"I pray you, good Sir. Who is this woman? - and wherefore is she here set up to public shame."
"I am stranger, and have been a wanderer, sorely against my will. I have met with grievous mishaps by sea and land, and have been long held in bonds among the heathen folk, to the southward."
"Knowing your natural temper better than I, he could the better judge what arguments to use, whether of tenderness or terror, such as might prevail over your hardness and obstinacy."
Rev. John Wilson
"I charge thee to speak out the name of thy fellow-sinner and thy fellow-sufferer!"
Rev. Arthur Dimmesdale
"They have doomed Mistress Prynne to stand only a space of three hours on the platform of the pillory, an then and thereafter, for the remainder of her natural life, to wear a mark of shame upon her bosom."
"Hist, hist! Wilt thou go with us tonight? There will be a merry company in the forest; and I well-nigh promised the Black Man that comely Hester Prynne should make one."
"From the moment that we came down the old church steps together, a married pair, I might have beheld the bale of fire of the scarlet letter blazing at the end of our path."
"Come and look into this fair garden. It may be we shall see flowers there; more beautiful ones than we find in the woods."
"Speak thou for me! Thou wast my pastor, and hadst changed my soul, knowest me better than these men can."
"There is the likeness of the scarlet letter running along by her side! Come, therefore, and let us sling mud at them!"
"My old studies in alchemy and my sojourn, for above a year past, among a people well versed in the kindly properties of simples, have made a better physician of me than that many that can claim the medical degree."
"A good evening to you, venerable Father Wilson! Come up hither, I pray you, and pass a pleasant hour with me!"
Rev. Arthur Dimmesdale
"You search his thoughts. You burrow and rankle in his heart! Your clutch is on his life, and you cause him to die daily a living death; and still he knows you not."
"It is our fate. Let the black flower blossom as it may. Now go thy ways, and deal as thou wilt with yonder man."

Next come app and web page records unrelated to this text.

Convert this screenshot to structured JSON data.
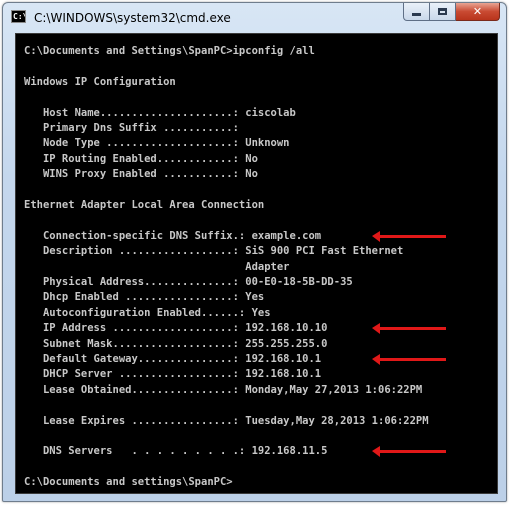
{
  "window": {
    "title": "C:\\WINDOWS\\system32\\cmd.exe",
    "icon_text": "C:\\",
    "icon": "command-prompt-icon",
    "controls": {
      "minimize": "minimize-icon",
      "maximize": "maximize-icon",
      "close": "✕"
    }
  },
  "console": {
    "lines": [
      "C:\\Documents and Settings\\SpanPC>ipconfig /all",
      "",
      "Windows IP Configuration",
      "",
      "   Host Name.....................: ciscolab",
      "   Primary Dns Suffix ...........:",
      "   Node Type ....................: Unknown",
      "   IP Routing Enabled............: No",
      "   WINS Proxy Enabled ...........: No",
      "",
      "Ethernet Adapter Local Area Connection",
      "",
      "   Connection-specific DNS Suffix.: example.com",
      "   Description ..................: SiS 900 PCI Fast Ethernet",
      "                                   Adapter",
      "   Physical Address..............: 00-E0-18-5B-DD-35",
      "   Dhcp Enabled .................: Yes",
      "   Autoconfiguration Enabled......: Yes",
      "   IP Address ...................: 192.168.10.10",
      "   Subnet Mask...................: 255.255.255.0",
      "   Default Gateway...............: 192.168.10.1",
      "   DHCP Server ..................: 192.168.10.1",
      "   Lease Obtained................: Monday,May 27,2013 1:06:22PM",
      "",
      "   Lease Expires ................: Tuesday,May 28,2013 1:06:22PM",
      "",
      "   DNS Servers   . . . . . . . . .: 192.168.11.5",
      "",
      "C:\\Documents and settings\\SpanPC>"
    ]
  },
  "annotations": [
    {
      "target": "Connection-specific DNS Suffix",
      "color": "#e01818"
    },
    {
      "target": "IP Address",
      "color": "#e01818"
    },
    {
      "target": "Default Gateway",
      "color": "#e01818"
    },
    {
      "target": "DNS Servers",
      "color": "#e01818"
    }
  ]
}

"The sunshine does not love you. It runs away and hides itself, because it is afraid of something on your bosom. Now see! There it is, playing, a good way off. Stand here, and let me run and catch it."